• _Dataset_:

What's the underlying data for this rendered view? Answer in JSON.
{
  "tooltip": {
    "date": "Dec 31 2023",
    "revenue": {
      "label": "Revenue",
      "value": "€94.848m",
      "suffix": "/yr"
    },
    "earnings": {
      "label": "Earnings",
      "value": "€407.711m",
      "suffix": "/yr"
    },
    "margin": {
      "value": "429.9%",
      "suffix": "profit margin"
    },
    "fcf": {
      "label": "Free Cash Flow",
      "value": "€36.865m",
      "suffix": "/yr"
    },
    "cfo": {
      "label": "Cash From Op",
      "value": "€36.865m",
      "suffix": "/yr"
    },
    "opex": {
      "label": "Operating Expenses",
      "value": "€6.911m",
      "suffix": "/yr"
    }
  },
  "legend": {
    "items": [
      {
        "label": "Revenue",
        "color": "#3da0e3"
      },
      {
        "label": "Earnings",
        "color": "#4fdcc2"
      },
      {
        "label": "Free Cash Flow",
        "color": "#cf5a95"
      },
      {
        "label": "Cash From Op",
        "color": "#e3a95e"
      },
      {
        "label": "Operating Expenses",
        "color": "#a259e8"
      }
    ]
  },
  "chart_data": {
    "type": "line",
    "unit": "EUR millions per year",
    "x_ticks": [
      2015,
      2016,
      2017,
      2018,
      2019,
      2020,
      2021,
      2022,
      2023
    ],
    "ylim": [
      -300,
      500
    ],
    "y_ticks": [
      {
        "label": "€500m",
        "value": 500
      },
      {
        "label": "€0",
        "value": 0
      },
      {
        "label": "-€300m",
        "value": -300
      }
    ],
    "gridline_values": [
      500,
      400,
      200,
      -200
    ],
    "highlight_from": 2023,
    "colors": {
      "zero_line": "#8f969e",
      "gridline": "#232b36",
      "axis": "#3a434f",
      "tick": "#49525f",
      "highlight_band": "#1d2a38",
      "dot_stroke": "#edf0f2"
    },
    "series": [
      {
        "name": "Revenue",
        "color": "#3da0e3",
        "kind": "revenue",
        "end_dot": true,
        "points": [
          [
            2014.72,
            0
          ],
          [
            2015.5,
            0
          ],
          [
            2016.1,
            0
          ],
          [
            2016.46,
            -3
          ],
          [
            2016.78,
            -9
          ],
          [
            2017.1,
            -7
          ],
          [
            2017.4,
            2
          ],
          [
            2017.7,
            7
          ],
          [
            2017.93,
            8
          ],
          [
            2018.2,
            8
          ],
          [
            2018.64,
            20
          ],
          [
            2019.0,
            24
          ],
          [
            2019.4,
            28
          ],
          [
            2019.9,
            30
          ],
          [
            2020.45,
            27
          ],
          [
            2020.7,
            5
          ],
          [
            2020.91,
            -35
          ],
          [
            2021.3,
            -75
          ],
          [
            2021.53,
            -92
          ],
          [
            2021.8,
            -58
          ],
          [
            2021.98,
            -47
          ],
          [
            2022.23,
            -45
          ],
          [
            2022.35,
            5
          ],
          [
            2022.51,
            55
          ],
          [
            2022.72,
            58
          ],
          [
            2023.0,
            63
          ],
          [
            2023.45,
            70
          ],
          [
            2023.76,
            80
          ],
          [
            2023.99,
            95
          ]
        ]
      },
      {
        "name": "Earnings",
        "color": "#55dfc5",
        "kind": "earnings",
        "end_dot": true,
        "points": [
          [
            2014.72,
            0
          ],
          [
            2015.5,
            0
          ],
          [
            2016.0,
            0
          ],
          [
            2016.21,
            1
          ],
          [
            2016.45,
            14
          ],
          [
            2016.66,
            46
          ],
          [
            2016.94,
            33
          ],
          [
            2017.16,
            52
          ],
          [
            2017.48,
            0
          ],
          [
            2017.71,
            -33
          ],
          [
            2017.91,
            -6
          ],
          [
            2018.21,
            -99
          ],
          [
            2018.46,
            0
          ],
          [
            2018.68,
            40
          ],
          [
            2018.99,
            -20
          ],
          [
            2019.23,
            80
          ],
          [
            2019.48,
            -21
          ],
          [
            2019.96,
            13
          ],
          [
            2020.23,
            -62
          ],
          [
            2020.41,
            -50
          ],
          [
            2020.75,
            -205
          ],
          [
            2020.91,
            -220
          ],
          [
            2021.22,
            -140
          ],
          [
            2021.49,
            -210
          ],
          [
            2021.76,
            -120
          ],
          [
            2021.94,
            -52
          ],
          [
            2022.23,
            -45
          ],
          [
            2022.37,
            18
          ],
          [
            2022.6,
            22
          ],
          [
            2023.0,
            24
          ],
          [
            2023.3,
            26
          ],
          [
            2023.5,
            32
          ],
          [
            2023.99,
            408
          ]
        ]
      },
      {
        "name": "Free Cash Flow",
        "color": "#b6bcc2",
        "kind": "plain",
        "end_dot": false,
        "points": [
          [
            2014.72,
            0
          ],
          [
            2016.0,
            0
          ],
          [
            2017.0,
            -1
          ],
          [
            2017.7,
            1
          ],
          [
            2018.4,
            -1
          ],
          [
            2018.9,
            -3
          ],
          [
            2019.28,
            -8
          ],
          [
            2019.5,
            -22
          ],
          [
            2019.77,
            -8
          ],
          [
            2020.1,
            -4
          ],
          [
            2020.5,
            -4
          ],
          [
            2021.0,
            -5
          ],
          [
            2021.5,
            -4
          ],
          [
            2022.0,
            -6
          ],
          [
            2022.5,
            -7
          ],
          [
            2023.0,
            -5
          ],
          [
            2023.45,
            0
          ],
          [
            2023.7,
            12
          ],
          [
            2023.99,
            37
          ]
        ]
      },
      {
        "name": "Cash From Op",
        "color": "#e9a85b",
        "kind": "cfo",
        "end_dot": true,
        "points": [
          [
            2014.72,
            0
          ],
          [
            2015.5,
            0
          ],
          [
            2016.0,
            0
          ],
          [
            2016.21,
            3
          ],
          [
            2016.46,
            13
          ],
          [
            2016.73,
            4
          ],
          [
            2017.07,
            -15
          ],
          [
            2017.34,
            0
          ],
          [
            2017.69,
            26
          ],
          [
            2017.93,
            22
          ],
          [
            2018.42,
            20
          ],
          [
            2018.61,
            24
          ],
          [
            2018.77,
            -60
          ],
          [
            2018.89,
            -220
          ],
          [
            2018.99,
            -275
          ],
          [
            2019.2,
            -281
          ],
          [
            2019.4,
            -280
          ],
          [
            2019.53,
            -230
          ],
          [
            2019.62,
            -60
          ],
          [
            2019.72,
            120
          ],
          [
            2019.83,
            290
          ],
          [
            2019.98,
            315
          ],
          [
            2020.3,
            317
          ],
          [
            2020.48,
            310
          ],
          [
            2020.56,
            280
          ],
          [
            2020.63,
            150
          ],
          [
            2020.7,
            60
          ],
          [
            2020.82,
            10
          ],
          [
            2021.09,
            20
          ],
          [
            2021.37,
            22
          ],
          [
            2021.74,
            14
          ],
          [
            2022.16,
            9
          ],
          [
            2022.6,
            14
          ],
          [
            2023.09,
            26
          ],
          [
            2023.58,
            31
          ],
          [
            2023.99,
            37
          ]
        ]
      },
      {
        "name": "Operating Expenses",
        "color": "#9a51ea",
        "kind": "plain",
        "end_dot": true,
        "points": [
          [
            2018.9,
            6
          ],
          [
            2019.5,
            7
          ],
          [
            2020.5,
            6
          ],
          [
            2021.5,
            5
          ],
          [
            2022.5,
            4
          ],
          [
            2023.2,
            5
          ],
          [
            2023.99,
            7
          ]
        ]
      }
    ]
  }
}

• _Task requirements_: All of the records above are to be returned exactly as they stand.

• _Written solution_:
What's the underlying data for this rendered view? Answer in JSON.
{
  "tooltip": {
    "date": "Dec 31 2023",
    "revenue": {
      "label": "Revenue",
      "value": "€94.848m",
      "suffix": "/yr"
    },
    "earnings": {
      "label": "Earnings",
      "value": "€407.711m",
      "suffix": "/yr"
    },
    "margin": {
      "value": "429.9%",
      "suffix": "profit margin"
    },
    "fcf": {
      "label": "Free Cash Flow",
      "value": "€36.865m",
      "suffix": "/yr"
    },
    "cfo": {
      "label": "Cash From Op",
      "value": "€36.865m",
      "suffix": "/yr"
    },
    "opex": {
      "label": "Operating Expenses",
      "value": "€6.911m",
      "suffix": "/yr"
    }
  },
  "legend": {
    "items": [
      {
        "label": "Revenue",
        "color": "#3da0e3"
      },
      {
        "label": "Earnings",
        "color": "#4fdcc2"
      },
      {
        "label": "Free Cash Flow",
        "color": "#cf5a95"
      },
      {
        "label": "Cash From Op",
        "color": "#e3a95e"
      },
      {
        "label": "Operating Expenses",
        "color": "#a259e8"
      }
    ]
  },
  "chart_data": {
    "type": "line",
    "unit": "EUR millions per year",
    "x_ticks": [
      2015,
      2016,
      2017,
      2018,
      2019,
      2020,
      2021,
      2022,
      2023
    ],
    "ylim": [
      -300,
      500
    ],
    "y_ticks": [
      {
        "label": "€500m",
        "value": 500
      },
      {
        "label": "€0",
        "value": 0
      },
      {
        "label": "-€300m",
        "value": -300
      }
    ],
    "gridline_values": [
      500,
      400,
      200,
      -200
    ],
    "highlight_from": 2023,
    "colors": {
      "zero_line": "#8f969e",
      "gridline": "#232b36",
      "axis": "#3a434f",
      "tick": "#49525f",
      "highlight_band": "#1d2a38",
      "dot_stroke": "#edf0f2"
    },
    "series": [
      {
        "name": "Revenue",
        "color": "#3da0e3",
        "kind": "revenue",
        "end_dot": true,
        "points": [
          [
            2014.72,
            0
          ],
          [
            2015.5,
            0
          ],
          [
            2016.1,
            0
          ],
          [
            2016.46,
            -3
          ],
          [
            2016.78,
            -9
          ],
          [
            2017.1,
            -7
          ],
          [
            2017.4,
            2
          ],
          [
            2017.7,
            7
          ],
          [
            2017.93,
            8
          ],
          [
            2018.2,
            8
          ],
          [
            2018.64,
            20
          ],
          [
            2019.0,
            24
          ],
          [
            2019.4,
            28
          ],
          [
            2019.9,
            30
          ],
          [
            2020.45,
            27
          ],
          [
            2020.7,
            5
          ],
          [
            2020.91,
            -35
          ],
          [
            2021.3,
            -75
          ],
          [
            2021.53,
            -92
          ],
          [
            2021.8,
            -58
          ],
          [
            2021.98,
            -47
          ],
          [
            2022.23,
            -45
          ],
          [
            2022.35,
            5
          ],
          [
            2022.51,
            55
          ],
          [
            2022.72,
            58
          ],
          [
            2023.0,
            63
          ],
          [
            2023.45,
            70
          ],
          [
            2023.76,
            80
          ],
          [
            2023.99,
            95
          ]
        ]
      },
      {
        "name": "Earnings",
        "color": "#55dfc5",
        "kind": "earnings",
        "end_dot": true,
        "points": [
          [
            2014.72,
            0
          ],
          [
            2015.5,
            0
          ],
          [
            2016.0,
            0
          ],
          [
            2016.21,
            1
          ],
          [
            2016.45,
            14
          ],
          [
            2016.66,
            46
          ],
          [
            2016.94,
            33
          ],
          [
            2017.16,
            52
          ],
          [
            2017.48,
            0
          ],
          [
            2017.71,
            -33
          ],
          [
            2017.91,
            -6
          ],
          [
            2018.21,
            -99
          ],
          [
            2018.46,
            0
          ],
          [
            2018.68,
            40
          ],
          [
            2018.99,
            -20
          ],
          [
            2019.23,
            80
          ],
          [
            2019.48,
            -21
          ],
          [
            2019.96,
            13
          ],
          [
            2020.23,
            -62
          ],
          [
            2020.41,
            -50
          ],
          [
            2020.75,
            -205
          ],
          [
            2020.91,
            -220
          ],
          [
            2021.22,
            -140
          ],
          [
            2021.49,
            -210
          ],
          [
            2021.76,
            -120
          ],
          [
            2021.94,
            -52
          ],
          [
            2022.23,
            -45
          ],
          [
            2022.37,
            18
          ],
          [
            2022.6,
            22
          ],
          [
            2023.0,
            24
          ],
          [
            2023.3,
            26
          ],
          [
            2023.5,
            32
          ],
          [
            2023.99,
            408
          ]
        ]
      },
      {
        "name": "Free Cash Flow",
        "color": "#b6bcc2",
        "kind": "plain",
        "end_dot": false,
        "points": [
          [
            2014.72,
            0
          ],
          [
            2016.0,
            0
          ],
          [
            2017.0,
            -1
          ],
          [
            2017.7,
            1
          ],
          [
            2018.4,
            -1
          ],
          [
            2018.9,
            -3
          ],
          [
            2019.28,
            -8
          ],
          [
            2019.5,
            -22
          ],
          [
            2019.77,
            -8
          ],
          [
            2020.1,
            -4
          ],
          [
            2020.5,
            -4
          ],
          [
            2021.0,
            -5
          ],
          [
            2021.5,
            -4
          ],
          [
            2022.0,
            -6
          ],
          [
            2022.5,
            -7
          ],
          [
            2023.0,
            -5
          ],
          [
            2023.45,
            0
          ],
          [
            2023.7,
            12
          ],
          [
            2023.99,
            37
          ]
        ]
      },
      {
        "name": "Cash From Op",
        "color": "#e9a85b",
        "kind": "cfo",
        "end_dot": true,
        "points": [
          [
            2014.72,
            0
          ],
          [
            2015.5,
            0
          ],
          [
            2016.0,
            0
          ],
          [
            2016.21,
            3
          ],
          [
            2016.46,
            13
          ],
          [
            2016.73,
            4
          ],
          [
            2017.07,
            -15
          ],
          [
            2017.34,
            0
          ],
          [
            2017.69,
            26
          ],
          [
            2017.93,
            22
          ],
          [
            2018.42,
            20
          ],
          [
            2018.61,
            24
          ],
          [
            2018.77,
            -60
          ],
          [
            2018.89,
            -220
          ],
          [
            2018.99,
            -275
          ],
          [
            2019.2,
            -281
          ],
          [
            2019.4,
            -280
          ],
          [
            2019.53,
            -230
          ],
          [
            2019.62,
            -60
          ],
          [
            2019.72,
            120
          ],
          [
            2019.83,
            290
          ],
          [
            2019.98,
            315
          ],
          [
            2020.3,
            317
          ],
          [
            2020.48,
            310
          ],
          [
            2020.56,
            280
          ],
          [
            2020.63,
            150
          ],
          [
            2020.7,
            60
          ],
          [
            2020.82,
            10
          ],
          [
            2021.09,
            20
          ],
          [
            2021.37,
            22
          ],
          [
            2021.74,
            14
          ],
          [
            2022.16,
            9
          ],
          [
            2022.6,
            14
          ],
          [
            2023.09,
            26
          ],
          [
            2023.58,
            31
          ],
          [
            2023.99,
            37
          ]
        ]
      },
      {
        "name": "Operating Expenses",
        "color": "#9a51ea",
        "kind": "plain",
        "end_dot": true,
        "points": [
          [
            2018.9,
            6
          ],
          [
            2019.5,
            7
          ],
          [
            2020.5,
            6
          ],
          [
            2021.5,
            5
          ],
          [
            2022.5,
            4
          ],
          [
            2023.2,
            5
          ],
          [
            2023.99,
            7
          ]
        ]
      }
    ]
  }
}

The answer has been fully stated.